Problem to work on>
Check each line of the data for "config", and copy the ones that have it.

Saved data entries>
===
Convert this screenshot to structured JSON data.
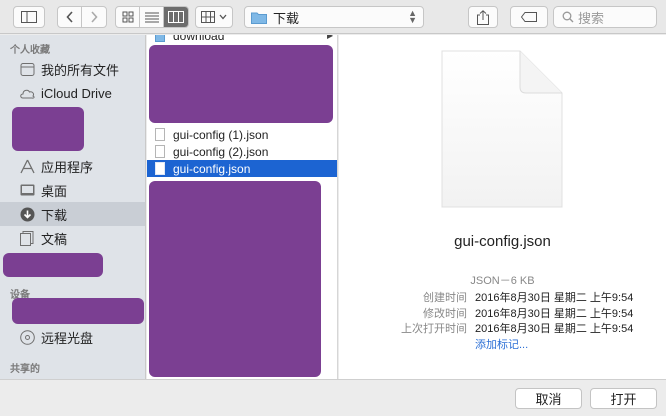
{
  "toolbar": {
    "path_label": "下载",
    "search_placeholder": "搜索"
  },
  "sidebar": {
    "favorites_header": "个人收藏",
    "devices_header": "设备",
    "shared_header": "共享的",
    "items": [
      {
        "label": "我的所有文件",
        "icon": "all-files-icon"
      },
      {
        "label": "iCloud Drive",
        "icon": "cloud-icon"
      },
      {
        "label": "应用程序",
        "icon": "applications-icon"
      },
      {
        "label": "桌面",
        "icon": "desktop-icon"
      },
      {
        "label": "下载",
        "icon": "download-icon"
      },
      {
        "label": "文稿",
        "icon": "documents-icon"
      }
    ],
    "device_items": [
      {
        "label": "远程光盘",
        "icon": "remote-disc-icon"
      }
    ]
  },
  "files": {
    "partial_top": "download",
    "rows": [
      {
        "name": "gui-config (1).json"
      },
      {
        "name": "gui-config (2).json"
      },
      {
        "name": "gui-config.json"
      }
    ]
  },
  "preview": {
    "filename": "gui-config.json",
    "kind": "JSON－6 KB",
    "meta": [
      {
        "key": "创建时间",
        "value": "2016年8月30日 星期二 上午9:54"
      },
      {
        "key": "修改时间",
        "value": "2016年8月30日 星期二 上午9:54"
      },
      {
        "key": "上次打开时间",
        "value": "2016年8月30日 星期二 上午9:54"
      }
    ],
    "add_tags": "添加标记..."
  },
  "buttons": {
    "cancel": "取消",
    "open": "打开"
  },
  "colors": {
    "selection": "#1c64d2",
    "redaction": "#7b3f92"
  }
}
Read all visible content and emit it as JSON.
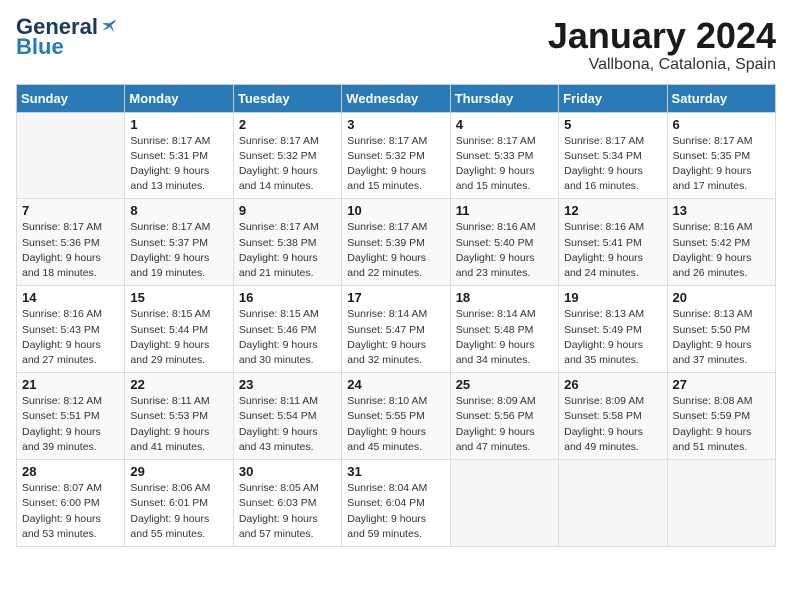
{
  "header": {
    "logo_general": "General",
    "logo_blue": "Blue",
    "title": "January 2024",
    "subtitle": "Vallbona, Catalonia, Spain"
  },
  "weekdays": [
    "Sunday",
    "Monday",
    "Tuesday",
    "Wednesday",
    "Thursday",
    "Friday",
    "Saturday"
  ],
  "weeks": [
    [
      {
        "day": "",
        "info": ""
      },
      {
        "day": "1",
        "info": "Sunrise: 8:17 AM\nSunset: 5:31 PM\nDaylight: 9 hours\nand 13 minutes."
      },
      {
        "day": "2",
        "info": "Sunrise: 8:17 AM\nSunset: 5:32 PM\nDaylight: 9 hours\nand 14 minutes."
      },
      {
        "day": "3",
        "info": "Sunrise: 8:17 AM\nSunset: 5:32 PM\nDaylight: 9 hours\nand 15 minutes."
      },
      {
        "day": "4",
        "info": "Sunrise: 8:17 AM\nSunset: 5:33 PM\nDaylight: 9 hours\nand 15 minutes."
      },
      {
        "day": "5",
        "info": "Sunrise: 8:17 AM\nSunset: 5:34 PM\nDaylight: 9 hours\nand 16 minutes."
      },
      {
        "day": "6",
        "info": "Sunrise: 8:17 AM\nSunset: 5:35 PM\nDaylight: 9 hours\nand 17 minutes."
      }
    ],
    [
      {
        "day": "7",
        "info": "Sunrise: 8:17 AM\nSunset: 5:36 PM\nDaylight: 9 hours\nand 18 minutes."
      },
      {
        "day": "8",
        "info": "Sunrise: 8:17 AM\nSunset: 5:37 PM\nDaylight: 9 hours\nand 19 minutes."
      },
      {
        "day": "9",
        "info": "Sunrise: 8:17 AM\nSunset: 5:38 PM\nDaylight: 9 hours\nand 21 minutes."
      },
      {
        "day": "10",
        "info": "Sunrise: 8:17 AM\nSunset: 5:39 PM\nDaylight: 9 hours\nand 22 minutes."
      },
      {
        "day": "11",
        "info": "Sunrise: 8:16 AM\nSunset: 5:40 PM\nDaylight: 9 hours\nand 23 minutes."
      },
      {
        "day": "12",
        "info": "Sunrise: 8:16 AM\nSunset: 5:41 PM\nDaylight: 9 hours\nand 24 minutes."
      },
      {
        "day": "13",
        "info": "Sunrise: 8:16 AM\nSunset: 5:42 PM\nDaylight: 9 hours\nand 26 minutes."
      }
    ],
    [
      {
        "day": "14",
        "info": "Sunrise: 8:16 AM\nSunset: 5:43 PM\nDaylight: 9 hours\nand 27 minutes."
      },
      {
        "day": "15",
        "info": "Sunrise: 8:15 AM\nSunset: 5:44 PM\nDaylight: 9 hours\nand 29 minutes."
      },
      {
        "day": "16",
        "info": "Sunrise: 8:15 AM\nSunset: 5:46 PM\nDaylight: 9 hours\nand 30 minutes."
      },
      {
        "day": "17",
        "info": "Sunrise: 8:14 AM\nSunset: 5:47 PM\nDaylight: 9 hours\nand 32 minutes."
      },
      {
        "day": "18",
        "info": "Sunrise: 8:14 AM\nSunset: 5:48 PM\nDaylight: 9 hours\nand 34 minutes."
      },
      {
        "day": "19",
        "info": "Sunrise: 8:13 AM\nSunset: 5:49 PM\nDaylight: 9 hours\nand 35 minutes."
      },
      {
        "day": "20",
        "info": "Sunrise: 8:13 AM\nSunset: 5:50 PM\nDaylight: 9 hours\nand 37 minutes."
      }
    ],
    [
      {
        "day": "21",
        "info": "Sunrise: 8:12 AM\nSunset: 5:51 PM\nDaylight: 9 hours\nand 39 minutes."
      },
      {
        "day": "22",
        "info": "Sunrise: 8:11 AM\nSunset: 5:53 PM\nDaylight: 9 hours\nand 41 minutes."
      },
      {
        "day": "23",
        "info": "Sunrise: 8:11 AM\nSunset: 5:54 PM\nDaylight: 9 hours\nand 43 minutes."
      },
      {
        "day": "24",
        "info": "Sunrise: 8:10 AM\nSunset: 5:55 PM\nDaylight: 9 hours\nand 45 minutes."
      },
      {
        "day": "25",
        "info": "Sunrise: 8:09 AM\nSunset: 5:56 PM\nDaylight: 9 hours\nand 47 minutes."
      },
      {
        "day": "26",
        "info": "Sunrise: 8:09 AM\nSunset: 5:58 PM\nDaylight: 9 hours\nand 49 minutes."
      },
      {
        "day": "27",
        "info": "Sunrise: 8:08 AM\nSunset: 5:59 PM\nDaylight: 9 hours\nand 51 minutes."
      }
    ],
    [
      {
        "day": "28",
        "info": "Sunrise: 8:07 AM\nSunset: 6:00 PM\nDaylight: 9 hours\nand 53 minutes."
      },
      {
        "day": "29",
        "info": "Sunrise: 8:06 AM\nSunset: 6:01 PM\nDaylight: 9 hours\nand 55 minutes."
      },
      {
        "day": "30",
        "info": "Sunrise: 8:05 AM\nSunset: 6:03 PM\nDaylight: 9 hours\nand 57 minutes."
      },
      {
        "day": "31",
        "info": "Sunrise: 8:04 AM\nSunset: 6:04 PM\nDaylight: 9 hours\nand 59 minutes."
      },
      {
        "day": "",
        "info": ""
      },
      {
        "day": "",
        "info": ""
      },
      {
        "day": "",
        "info": ""
      }
    ]
  ]
}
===
Task response>
        "name": "gui-config (1).json"
        "name": "gui-config (2).json"
        "name": "gui-config.json"
    "filename": "gui-config.json",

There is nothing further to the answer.